DATA:
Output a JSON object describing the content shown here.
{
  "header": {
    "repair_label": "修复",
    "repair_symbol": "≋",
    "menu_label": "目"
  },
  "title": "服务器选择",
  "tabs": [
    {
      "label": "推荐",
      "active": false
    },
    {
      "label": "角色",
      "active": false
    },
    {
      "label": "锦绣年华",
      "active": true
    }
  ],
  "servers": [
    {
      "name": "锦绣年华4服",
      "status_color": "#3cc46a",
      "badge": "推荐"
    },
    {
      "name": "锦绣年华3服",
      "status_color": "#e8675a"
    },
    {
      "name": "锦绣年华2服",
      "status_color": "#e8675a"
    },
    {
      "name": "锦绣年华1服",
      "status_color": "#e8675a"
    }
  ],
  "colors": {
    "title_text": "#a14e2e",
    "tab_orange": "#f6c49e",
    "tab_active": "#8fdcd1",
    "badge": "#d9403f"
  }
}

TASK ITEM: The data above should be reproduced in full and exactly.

THE ANSWER:
Output a JSON object describing the content shown here.
{
  "header": {
    "repair_label": "修复",
    "repair_symbol": "≋",
    "menu_label": "目"
  },
  "title": "服务器选择",
  "tabs": [
    {
      "label": "推荐",
      "active": false
    },
    {
      "label": "角色",
      "active": false
    },
    {
      "label": "锦绣年华",
      "active": true
    }
  ],
  "servers": [
    {
      "name": "锦绣年华4服",
      "status_color": "#3cc46a",
      "badge": "推荐"
    },
    {
      "name": "锦绣年华3服",
      "status_color": "#e8675a"
    },
    {
      "name": "锦绣年华2服",
      "status_color": "#e8675a"
    },
    {
      "name": "锦绣年华1服",
      "status_color": "#e8675a"
    }
  ],
  "colors": {
    "title_text": "#a14e2e",
    "tab_orange": "#f6c49e",
    "tab_active": "#8fdcd1",
    "badge": "#d9403f"
  }
}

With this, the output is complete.